A new series in the medical journal The Lancet says achieving an AIDS-free generation will not be possible unless the human rights of sex workers are recognized. Researchers say sex workers face violence and discrimination and are not able to access the care, treatment and prevention measures they need.
The Lancet articles say people who sell sex - whether in high or low income countries -- "face a disproportionate risk and burden of HIV." These include women, men and transgenders. Much of the problem, the authors said, has to do with "repressive and discriminatory law, policy and practice."
The series was presented at the 20th International AIDS Conference in Melbourne, Australia.
Linda-Gail Bekker is one of the authors. She's a professor of medicine and deputy director of the Desmond Tutu HIV Center at the University of Cape Town.
She said, "Sex is something that all of us need to do as human beings. We're designed this way. This is what we're about. And if this is the way HIV is transmitted then we need to just kind of face that -- and address that in such a way that people can continue to live their lives in ways that are sustainable, but we can protect them at the same time."
She said those in the profession prefer the term sex worker rather than prostitute.
"The community is wanting to think of themselves as doing regular work. And I think that's in an effort to be recognized as individuals, who have dignity and are making a living. And work towards decriminalization of the profession."
Professor Bekker said that sex workers are a marginalized community.
"There is huge stigma and discrimination that goes with that. And as a result people find themselves on the fringe of communities - on the fringe of humanity."
Their activities are driven underground. She said they often do not have access to condoms, lubricants, HIV testing and treatment for sexually transmitted diseases.
"As a result," she said, "they become incredibly at risk for HIV acquisition. This virus is a non-discriminator of human beings and it preys upon vulnerable individuals."
Much of the violence sex workers face comes from police.
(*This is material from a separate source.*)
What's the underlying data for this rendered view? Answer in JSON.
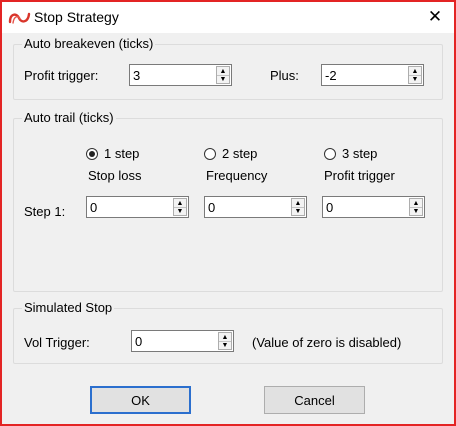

The very people, Bekker said, who are supposed to protect. She says sex workers often face stigma and discrimination when they go to health clinics.
"What I say as a public health individual is that I'm not here to decide on what people should or shouldn't be doing. What I need to do is use the tools at my disposal to make sure that individuals are protected from viruses, particularly when I've got the tools to enable that," she said.
Those tools now include PrEP, pre-exposure prophylaxis, whereby antiretroviral drugs are taken to prevent initial HIV infection. Also, new microbicides, or vaginal gels, are being developed that contain HIV blocking drugs.
Bekker said that the old ABC approach is no longer good enough.
"I don't know what planet we were on when we thought this was going to be as simple as telling people to abstain. You know, hello. Be faithful or simply condomize. Now, condoms are great. But it's clear that that's a hard thing for people to do year in and year out."
She said a successful HIV prevention and treatment program must include community mobilization that has input from sexworkers. Such programs have been effective in Thailand and India. Professor Bekker said they should include peer education and voluntary counseling and testing.
The Lancet series calls prevention programs for sex workers an "urgent international priority... backed-up by appropriate levels of funding from international and national health programs."